Dataset rows for apps and sites:
● ● ●
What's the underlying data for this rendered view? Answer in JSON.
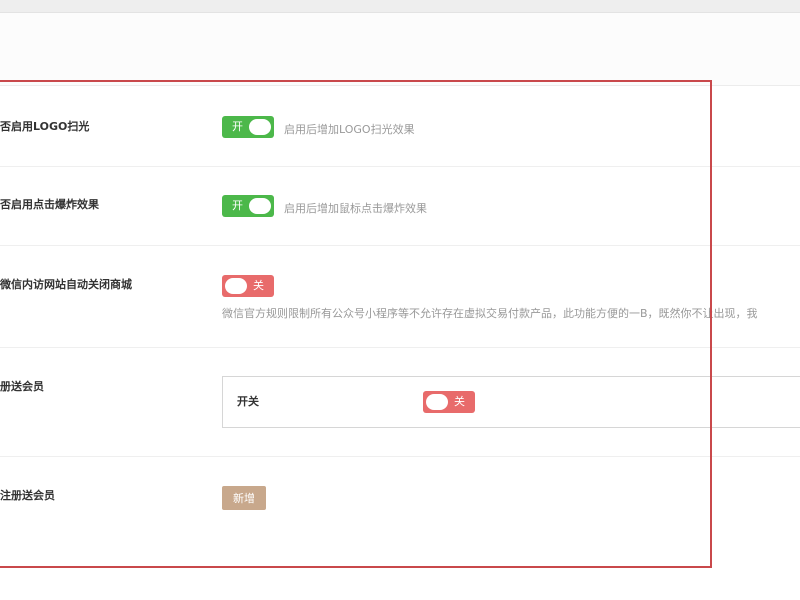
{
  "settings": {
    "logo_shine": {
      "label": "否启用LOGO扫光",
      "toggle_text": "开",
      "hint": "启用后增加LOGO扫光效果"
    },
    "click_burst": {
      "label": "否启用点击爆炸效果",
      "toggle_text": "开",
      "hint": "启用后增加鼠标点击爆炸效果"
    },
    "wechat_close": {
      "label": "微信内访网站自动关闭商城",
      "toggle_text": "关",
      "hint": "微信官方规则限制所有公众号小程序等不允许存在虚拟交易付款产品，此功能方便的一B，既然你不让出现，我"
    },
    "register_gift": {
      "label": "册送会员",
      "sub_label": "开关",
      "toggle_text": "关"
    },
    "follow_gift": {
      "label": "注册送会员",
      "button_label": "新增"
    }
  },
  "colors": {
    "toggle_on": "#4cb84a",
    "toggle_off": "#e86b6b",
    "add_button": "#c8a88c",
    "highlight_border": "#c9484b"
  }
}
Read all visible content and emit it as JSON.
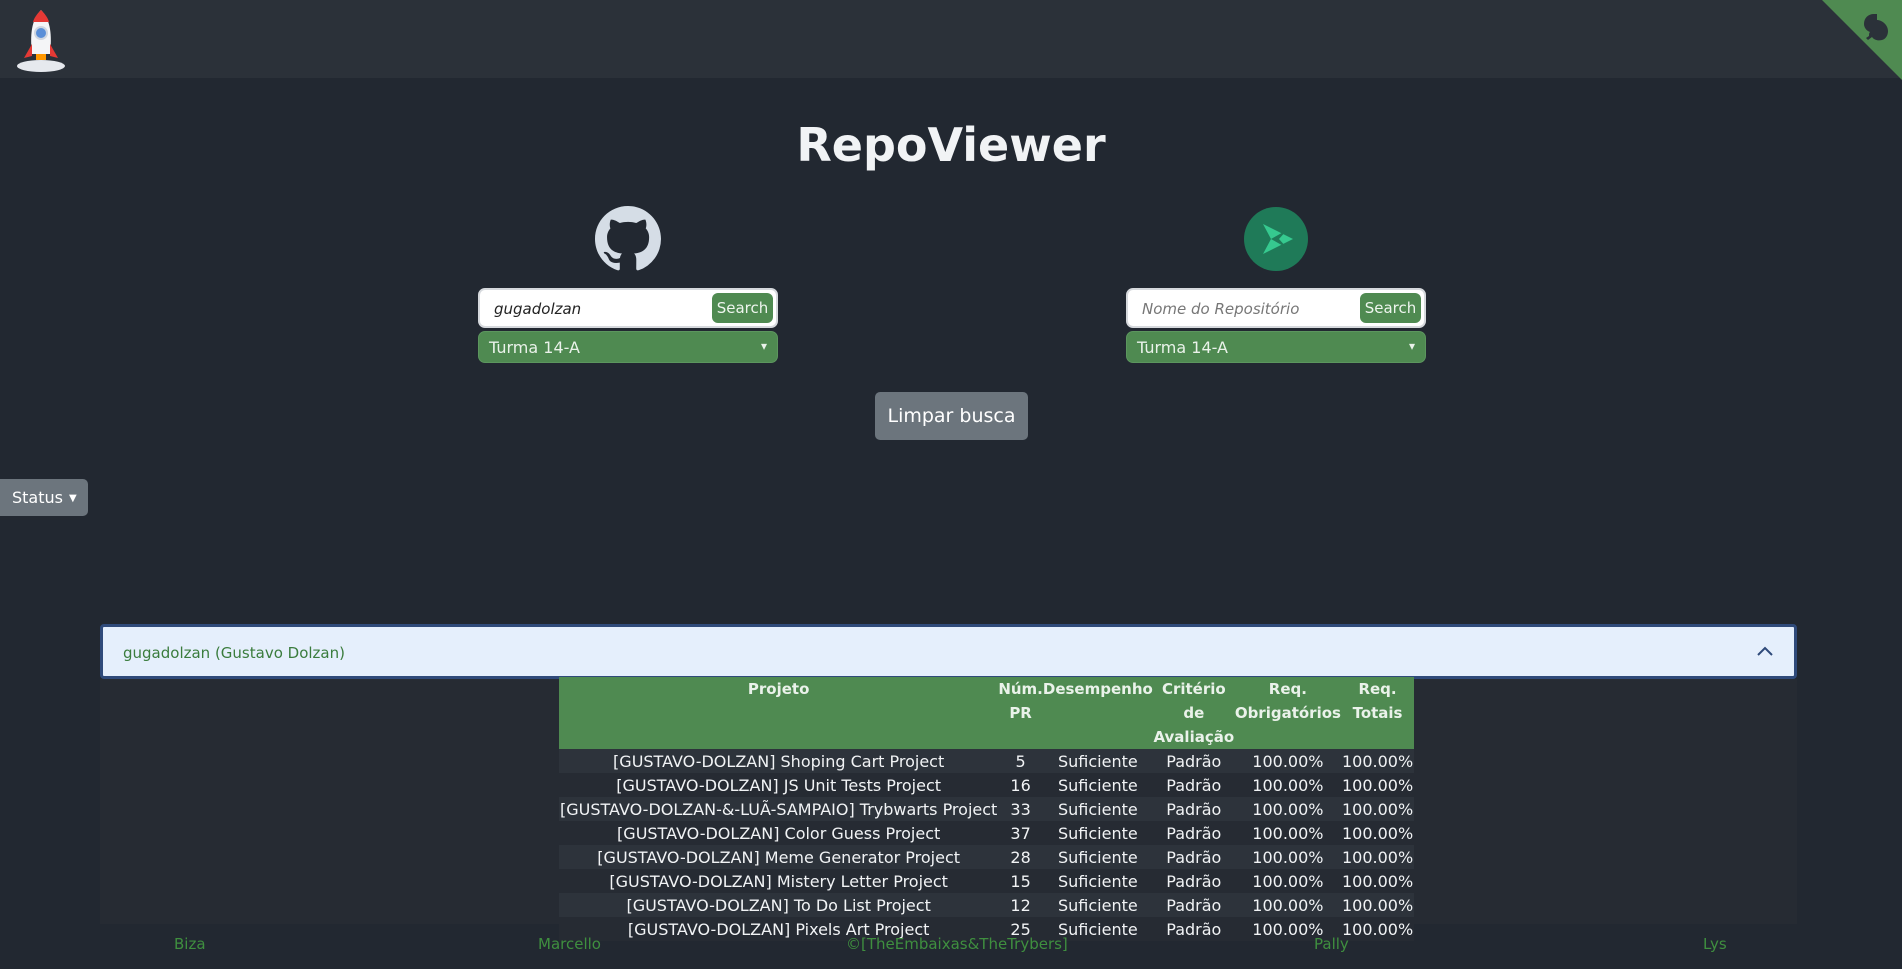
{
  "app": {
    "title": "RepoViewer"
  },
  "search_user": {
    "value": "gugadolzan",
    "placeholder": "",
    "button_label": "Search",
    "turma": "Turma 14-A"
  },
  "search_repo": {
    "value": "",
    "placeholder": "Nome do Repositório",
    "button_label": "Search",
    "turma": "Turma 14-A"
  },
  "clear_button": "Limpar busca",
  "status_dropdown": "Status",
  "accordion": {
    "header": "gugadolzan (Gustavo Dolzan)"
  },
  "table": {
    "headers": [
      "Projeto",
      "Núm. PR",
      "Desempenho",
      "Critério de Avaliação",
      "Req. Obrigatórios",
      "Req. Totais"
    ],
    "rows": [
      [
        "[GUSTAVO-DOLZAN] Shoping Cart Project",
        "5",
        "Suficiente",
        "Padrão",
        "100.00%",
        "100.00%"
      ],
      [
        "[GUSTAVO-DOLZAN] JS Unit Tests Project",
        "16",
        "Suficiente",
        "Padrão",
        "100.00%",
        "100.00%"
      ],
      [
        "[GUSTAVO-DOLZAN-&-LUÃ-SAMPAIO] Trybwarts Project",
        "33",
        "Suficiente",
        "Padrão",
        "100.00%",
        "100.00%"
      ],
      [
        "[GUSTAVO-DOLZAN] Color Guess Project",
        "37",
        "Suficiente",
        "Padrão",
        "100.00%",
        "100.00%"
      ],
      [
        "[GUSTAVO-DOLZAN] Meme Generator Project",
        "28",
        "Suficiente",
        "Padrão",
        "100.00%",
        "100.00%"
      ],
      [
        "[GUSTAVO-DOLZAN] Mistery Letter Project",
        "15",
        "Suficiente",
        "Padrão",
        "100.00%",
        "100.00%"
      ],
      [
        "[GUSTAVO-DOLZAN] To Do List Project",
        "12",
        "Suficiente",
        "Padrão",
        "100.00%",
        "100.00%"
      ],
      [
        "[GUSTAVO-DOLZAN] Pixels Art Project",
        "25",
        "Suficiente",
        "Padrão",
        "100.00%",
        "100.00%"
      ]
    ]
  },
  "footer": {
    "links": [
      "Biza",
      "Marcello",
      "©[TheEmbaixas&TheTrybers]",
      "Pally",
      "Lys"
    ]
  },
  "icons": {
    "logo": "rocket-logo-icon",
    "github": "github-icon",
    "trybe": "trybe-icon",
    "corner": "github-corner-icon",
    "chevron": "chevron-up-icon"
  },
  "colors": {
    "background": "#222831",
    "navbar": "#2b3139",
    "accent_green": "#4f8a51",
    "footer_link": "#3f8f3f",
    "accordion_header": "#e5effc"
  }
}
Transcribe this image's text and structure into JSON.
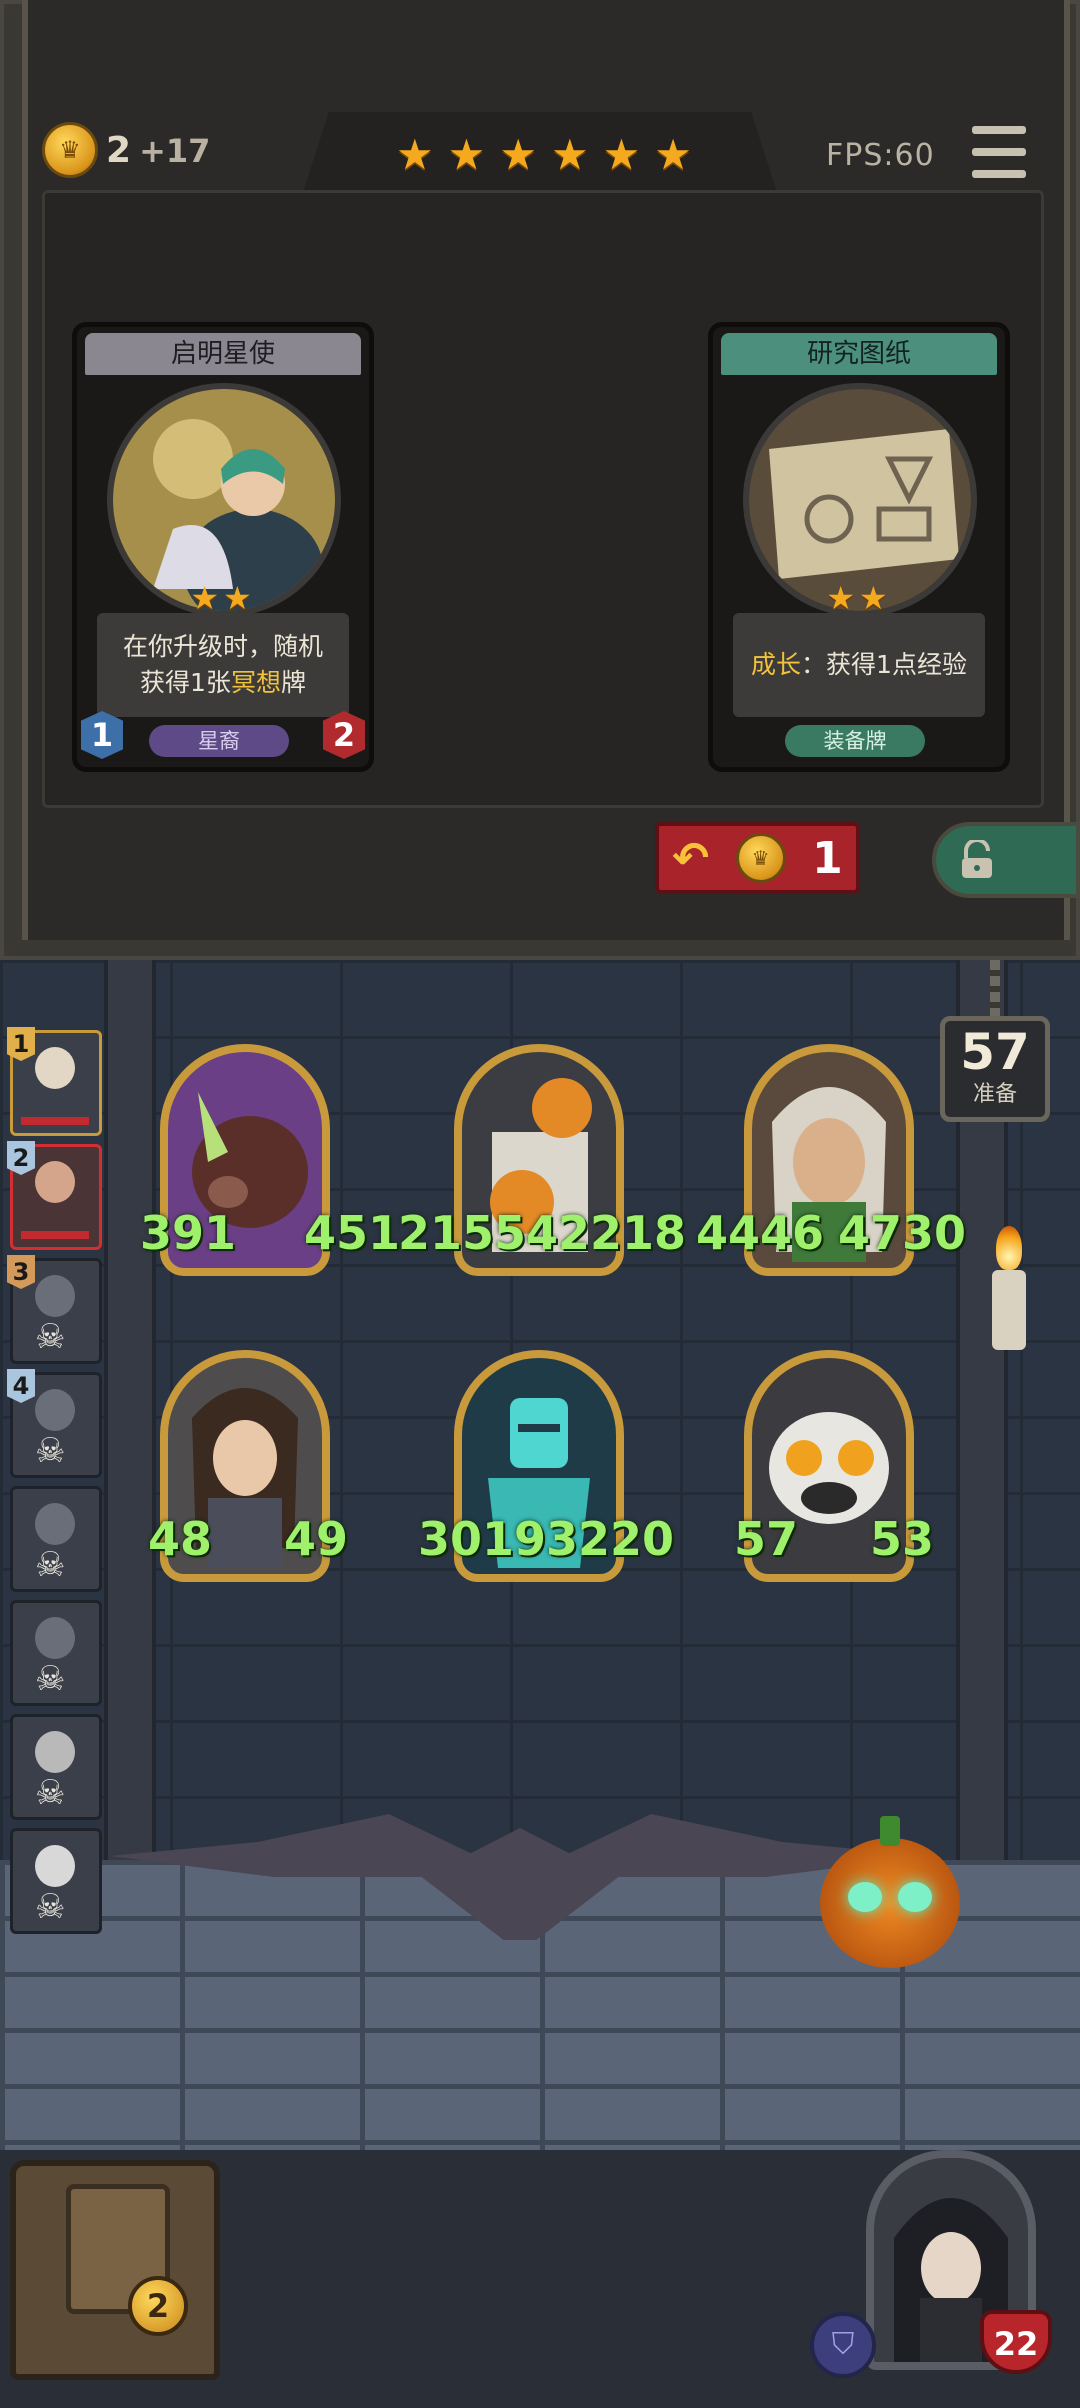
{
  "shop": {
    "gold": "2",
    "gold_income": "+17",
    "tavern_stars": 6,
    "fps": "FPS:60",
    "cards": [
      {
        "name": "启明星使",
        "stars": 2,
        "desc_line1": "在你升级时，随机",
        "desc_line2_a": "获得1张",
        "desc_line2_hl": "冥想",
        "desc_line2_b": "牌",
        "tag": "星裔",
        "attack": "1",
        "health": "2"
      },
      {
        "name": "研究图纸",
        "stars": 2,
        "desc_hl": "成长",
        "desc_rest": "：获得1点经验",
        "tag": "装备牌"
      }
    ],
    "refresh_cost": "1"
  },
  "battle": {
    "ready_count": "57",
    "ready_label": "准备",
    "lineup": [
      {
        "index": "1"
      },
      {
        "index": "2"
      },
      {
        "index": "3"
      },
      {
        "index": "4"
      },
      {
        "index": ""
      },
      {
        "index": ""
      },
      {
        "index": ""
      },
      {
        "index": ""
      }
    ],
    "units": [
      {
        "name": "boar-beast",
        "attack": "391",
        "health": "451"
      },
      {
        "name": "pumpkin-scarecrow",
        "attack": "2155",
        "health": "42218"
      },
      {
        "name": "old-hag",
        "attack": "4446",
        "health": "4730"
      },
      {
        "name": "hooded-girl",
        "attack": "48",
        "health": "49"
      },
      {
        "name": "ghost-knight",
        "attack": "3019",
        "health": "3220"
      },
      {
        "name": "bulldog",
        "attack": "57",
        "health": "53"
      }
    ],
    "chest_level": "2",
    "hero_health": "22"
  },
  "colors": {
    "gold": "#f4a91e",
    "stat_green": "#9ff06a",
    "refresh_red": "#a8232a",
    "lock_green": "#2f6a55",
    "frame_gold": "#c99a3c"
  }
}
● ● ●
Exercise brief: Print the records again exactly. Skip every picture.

Exercise answer:
What's the underlying data for this rendered view? Answer in JSON.
{
  "settings": {
    "logo_shine": {
      "label": "否启用LOGO扫光",
      "toggle_text": "开",
      "hint": "启用后增加LOGO扫光效果"
    },
    "click_burst": {
      "label": "否启用点击爆炸效果",
      "toggle_text": "开",
      "hint": "启用后增加鼠标点击爆炸效果"
    },
    "wechat_close": {
      "label": "微信内访网站自动关闭商城",
      "toggle_text": "关",
      "hint": "微信官方规则限制所有公众号小程序等不允许存在虚拟交易付款产品，此功能方便的一B，既然你不让出现，我"
    },
    "register_gift": {
      "label": "册送会员",
      "sub_label": "开关",
      "toggle_text": "关"
    },
    "follow_gift": {
      "label": "注册送会员",
      "button_label": "新增"
    }
  },
  "colors": {
    "toggle_on": "#4cb84a",
    "toggle_off": "#e86b6b",
    "add_button": "#c8a88c",
    "highlight_border": "#c9484b"
  }
}
Read all visible content and emit it as JSON.
{
  "app": {
    "title": "RepoViewer"
  },
  "search_user": {
    "value": "gugadolzan",
    "placeholder": "",
    "button_label": "Search",
    "turma": "Turma 14-A"
  },
  "search_repo": {
    "value": "",
    "placeholder": "Nome do Repositório",
    "button_label": "Search",
    "turma": "Turma 14-A"
  },
  "clear_button": "Limpar busca",
  "status_dropdown": "Status",
  "accordion": {
    "header": "gugadolzan (Gustavo Dolzan)"
  },
  "table": {
    "headers": [
      "Projeto",
      "Núm. PR",
      "Desempenho",
      "Critério de Avaliação",
      "Req. Obrigatórios",
      "Req. Totais"
    ],
    "rows": [
      [
        "[GUSTAVO-DOLZAN] Shoping Cart Project",
        "5",
        "Suficiente",
        "Padrão",
        "100.00%",
        "100.00%"
      ],
      [
        "[GUSTAVO-DOLZAN] JS Unit Tests Project",
        "16",
        "Suficiente",
        "Padrão",
        "100.00%",
        "100.00%"
      ],
      [
        "[GUSTAVO-DOLZAN-&-LUÃ-SAMPAIO] Trybwarts Project",
        "33",
        "Suficiente",
        "Padrão",
        "100.00%",
        "100.00%"
      ],
      [
        "[GUSTAVO-DOLZAN] Color Guess Project",
        "37",
        "Suficiente",
        "Padrão",
        "100.00%",
        "100.00%"
      ],
      [
        "[GUSTAVO-DOLZAN] Meme Generator Project",
        "28",
        "Suficiente",
        "Padrão",
        "100.00%",
        "100.00%"
      ],
      [
        "[GUSTAVO-DOLZAN] Mistery Letter Project",
        "15",
        "Suficiente",
        "Padrão",
        "100.00%",
        "100.00%"
      ],
      [
        "[GUSTAVO-DOLZAN] To Do List Project",
        "12",
        "Suficiente",
        "Padrão",
        "100.00%",
        "100.00%"
      ],
      [
        "[GUSTAVO-DOLZAN] Pixels Art Project",
        "25",
        "Suficiente",
        "Padrão",
        "100.00%",
        "100.00%"
      ]
    ]
  },
  "footer": {
    "links": [
      "Biza",
      "Marcello",
      "©[TheEmbaixas&TheTrybers]",
      "Pally",
      "Lys"
    ]
  },
  "icons": {
    "logo": "rocket-logo-icon",
    "github": "github-icon",
    "trybe": "trybe-icon",
    "corner": "github-corner-icon",
    "chevron": "chevron-up-icon"
  },
  "colors": {
    "background": "#222831",
    "navbar": "#2b3139",
    "accent_green": "#4f8a51",
    "footer_link": "#3f8f3f",
    "accordion_header": "#e5effc"
  }
}
Transcribe this image's text and structure into JSON.
{
  "shop": {
    "gold": "2",
    "gold_income": "+17",
    "tavern_stars": 6,
    "fps": "FPS:60",
    "cards": [
      {
        "name": "启明星使",
        "stars": 2,
        "desc_line1": "在你升级时，随机",
        "desc_line2_a": "获得1张",
        "desc_line2_hl": "冥想",
        "desc_line2_b": "牌",
        "tag": "星裔",
        "attack": "1",
        "health": "2"
      },
      {
        "name": "研究图纸",
        "stars": 2,
        "desc_hl": "成长",
        "desc_rest": "：获得1点经验",
        "tag": "装备牌"
      }
    ],
    "refresh_cost": "1"
  },
  "battle": {
    "ready_count": "57",
    "ready_label": "准备",
    "lineup": [
      {
        "index": "1"
      },
      {
        "index": "2"
      },
      {
        "index": "3"
      },
      {
        "index": "4"
      },
      {
        "index": ""
      },
      {
        "index": ""
      },
      {
        "index": ""
      },
      {
        "index": ""
      }
    ],
    "units": [
      {
        "name": "boar-beast",
        "attack": "391",
        "health": "451"
      },
      {
        "name": "pumpkin-scarecrow",
        "attack": "2155",
        "health": "42218"
      },
      {
        "name": "old-hag",
        "attack": "4446",
        "health": "4730"
      },
      {
        "name": "hooded-girl",
        "attack": "48",
        "health": "49"
      },
      {
        "name": "ghost-knight",
        "attack": "3019",
        "health": "3220"
      },
      {
        "name": "bulldog",
        "attack": "57",
        "health": "53"
      }
    ],
    "chest_level": "2",
    "hero_health": "22"
  },
  "colors": {
    "gold": "#f4a91e",
    "stat_green": "#9ff06a",
    "refresh_red": "#a8232a",
    "lock_green": "#2f6a55",
    "frame_gold": "#c99a3c"
  }
}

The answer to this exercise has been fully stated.